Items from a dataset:
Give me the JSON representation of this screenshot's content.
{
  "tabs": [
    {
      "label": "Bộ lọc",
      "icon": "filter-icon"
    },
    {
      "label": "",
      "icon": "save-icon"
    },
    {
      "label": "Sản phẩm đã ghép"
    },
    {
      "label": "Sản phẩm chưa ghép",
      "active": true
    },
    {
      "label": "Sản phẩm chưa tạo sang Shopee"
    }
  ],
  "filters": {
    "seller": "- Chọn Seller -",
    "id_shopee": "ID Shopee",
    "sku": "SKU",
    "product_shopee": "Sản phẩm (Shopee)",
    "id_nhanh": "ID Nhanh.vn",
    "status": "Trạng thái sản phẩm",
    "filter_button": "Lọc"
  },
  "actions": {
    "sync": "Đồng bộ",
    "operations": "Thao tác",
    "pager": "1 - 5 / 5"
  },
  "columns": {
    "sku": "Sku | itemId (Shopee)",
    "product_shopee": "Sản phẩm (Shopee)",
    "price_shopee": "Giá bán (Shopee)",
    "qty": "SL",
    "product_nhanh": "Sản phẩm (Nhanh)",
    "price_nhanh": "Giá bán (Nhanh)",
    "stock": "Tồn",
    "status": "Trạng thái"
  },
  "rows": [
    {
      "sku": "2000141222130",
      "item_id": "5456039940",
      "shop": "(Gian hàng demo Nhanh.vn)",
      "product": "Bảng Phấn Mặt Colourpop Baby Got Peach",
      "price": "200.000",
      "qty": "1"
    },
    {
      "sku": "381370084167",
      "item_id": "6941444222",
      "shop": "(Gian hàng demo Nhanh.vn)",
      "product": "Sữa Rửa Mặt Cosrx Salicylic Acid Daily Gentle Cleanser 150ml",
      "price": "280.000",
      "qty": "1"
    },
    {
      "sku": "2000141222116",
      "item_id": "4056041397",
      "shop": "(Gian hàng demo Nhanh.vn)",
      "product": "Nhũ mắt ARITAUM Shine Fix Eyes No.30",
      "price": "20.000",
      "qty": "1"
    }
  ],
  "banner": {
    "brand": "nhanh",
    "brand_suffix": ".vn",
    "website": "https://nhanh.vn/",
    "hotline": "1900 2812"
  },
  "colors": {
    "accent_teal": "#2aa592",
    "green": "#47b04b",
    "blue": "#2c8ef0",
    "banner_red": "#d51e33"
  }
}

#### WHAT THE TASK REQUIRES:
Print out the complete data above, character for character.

#### RESPONSE AREA:
Give me the JSON representation of this screenshot's content.
{
  "tabs": [
    {
      "label": "Bộ lọc",
      "icon": "filter-icon"
    },
    {
      "label": "",
      "icon": "save-icon"
    },
    {
      "label": "Sản phẩm đã ghép"
    },
    {
      "label": "Sản phẩm chưa ghép",
      "active": true
    },
    {
      "label": "Sản phẩm chưa tạo sang Shopee"
    }
  ],
  "filters": {
    "seller": "- Chọn Seller -",
    "id_shopee": "ID Shopee",
    "sku": "SKU",
    "product_shopee": "Sản phẩm (Shopee)",
    "id_nhanh": "ID Nhanh.vn",
    "status": "Trạng thái sản phẩm",
    "filter_button": "Lọc"
  },
  "actions": {
    "sync": "Đồng bộ",
    "operations": "Thao tác",
    "pager": "1 - 5 / 5"
  },
  "columns": {
    "sku": "Sku | itemId (Shopee)",
    "product_shopee": "Sản phẩm (Shopee)",
    "price_shopee": "Giá bán (Shopee)",
    "qty": "SL",
    "product_nhanh": "Sản phẩm (Nhanh)",
    "price_nhanh": "Giá bán (Nhanh)",
    "stock": "Tồn",
    "status": "Trạng thái"
  },
  "rows": [
    {
      "sku": "2000141222130",
      "item_id": "5456039940",
      "shop": "(Gian hàng demo Nhanh.vn)",
      "product": "Bảng Phấn Mặt Colourpop Baby Got Peach",
      "price": "200.000",
      "qty": "1"
    },
    {
      "sku": "381370084167",
      "item_id": "6941444222",
      "shop": "(Gian hàng demo Nhanh.vn)",
      "product": "Sữa Rửa Mặt Cosrx Salicylic Acid Daily Gentle Cleanser 150ml",
      "price": "280.000",
      "qty": "1"
    },
    {
      "sku": "2000141222116",
      "item_id": "4056041397",
      "shop": "(Gian hàng demo Nhanh.vn)",
      "product": "Nhũ mắt ARITAUM Shine Fix Eyes No.30",
      "price": "20.000",
      "qty": "1"
    }
  ],
  "banner": {
    "brand": "nhanh",
    "brand_suffix": ".vn",
    "website": "https://nhanh.vn/",
    "hotline": "1900 2812"
  },
  "colors": {
    "accent_teal": "#2aa592",
    "green": "#47b04b",
    "blue": "#2c8ef0",
    "banner_red": "#d51e33"
  }
}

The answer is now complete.